After obtaining a Bachelor of Economics from the Jean Monnet University, I enrolled on the Master of Finance and Strategy at Sciences Po Paris. My experience as a student in Saint-Étienne gave me the analytical skills and academic rigour that are particularly useful to me today.
The Bachelor of Economics taught us how to use mathematical and statistical methods to think abstractly about concrete and complex problems.

These are skills I use today. In finance we also do a lot of modelling so there’s a strong link between the two disciplines. I would encourage anyone who enjoys maths to study economics. It’s a broad discipline and there’s something for everyone (urban economics, economics of education, economics and big data, financial economics, economics and psychology, etc.).
If you choose Jean Monnet University, you are choosing a student city with affordable accommodation but above all a programme which has the advantage of small classes and excellent lecturers who are very approachable and always willing to spend time going over anything we haven’t understood and to help us choose our specialisation.

Ruth Soufflet, Regional Director

I’ve been working as Regional Director for a global property management company for two years now, after obtaining a baccalaureate with special options in economics and social science, a Bachelor of Economics and Management and a Master of Regional Development at Saint-Étienne.

The programme was very well designed, very logical, with a multidisciplinary outlook that taught us to approach projects from a global perspective.
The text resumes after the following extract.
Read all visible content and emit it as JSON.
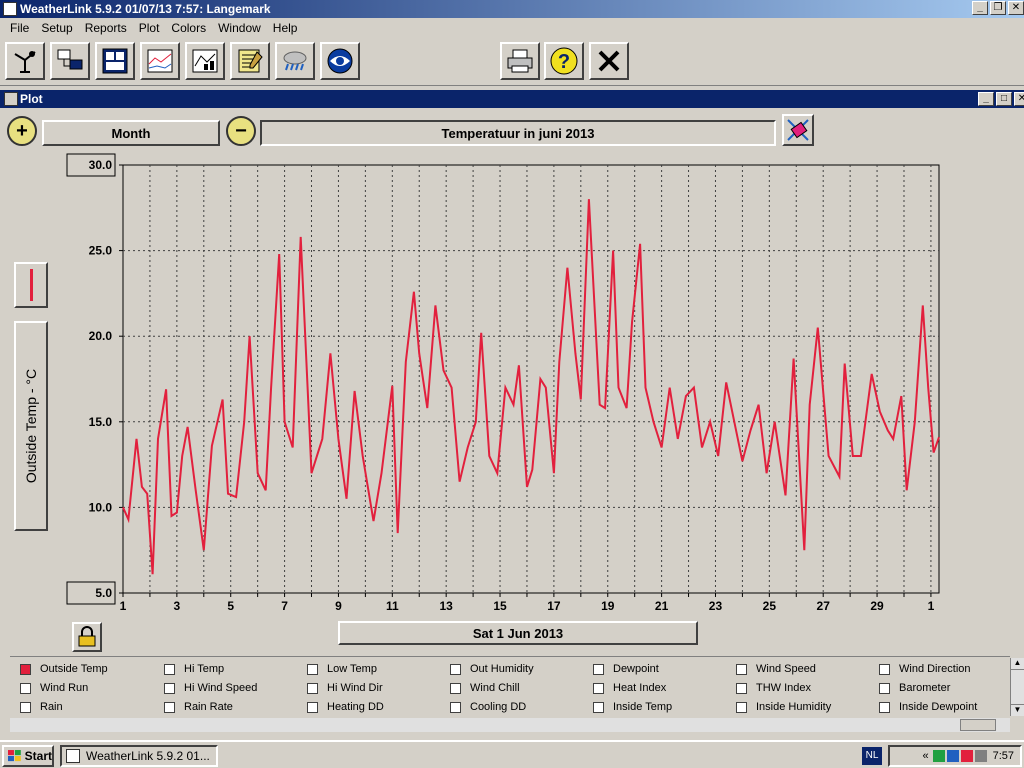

For me, the keys to progressing in my career have been the ability to identify key issues and challenges, and to manage projects, as well as the skills and knowledge needed to predict and solve problems.

The work experience we did in the second year of the master’s programme was unforgettable! It was a fantastic personal and professional learning curve for the whole group. We learned from each other in a real-world work situation. It’s not just about getting your first experience of professional life; it often proves to be the springboard to your first permanent job.

Nowadays, you need to be able to constantly navigate and find a balance between flexibility, adaptability and your personal and professional convictions. We will probably exercise more than one profession during our career. The 360° vision taken by the Master of Regional Development, and indeed all the courses I followed, is undeniably important.

I'm constantly coming into contact with people who have followed similar paths and now hold positions with a high level of responsibility in a variety of areas. This master’s programme really prepares students for a wide range of careers.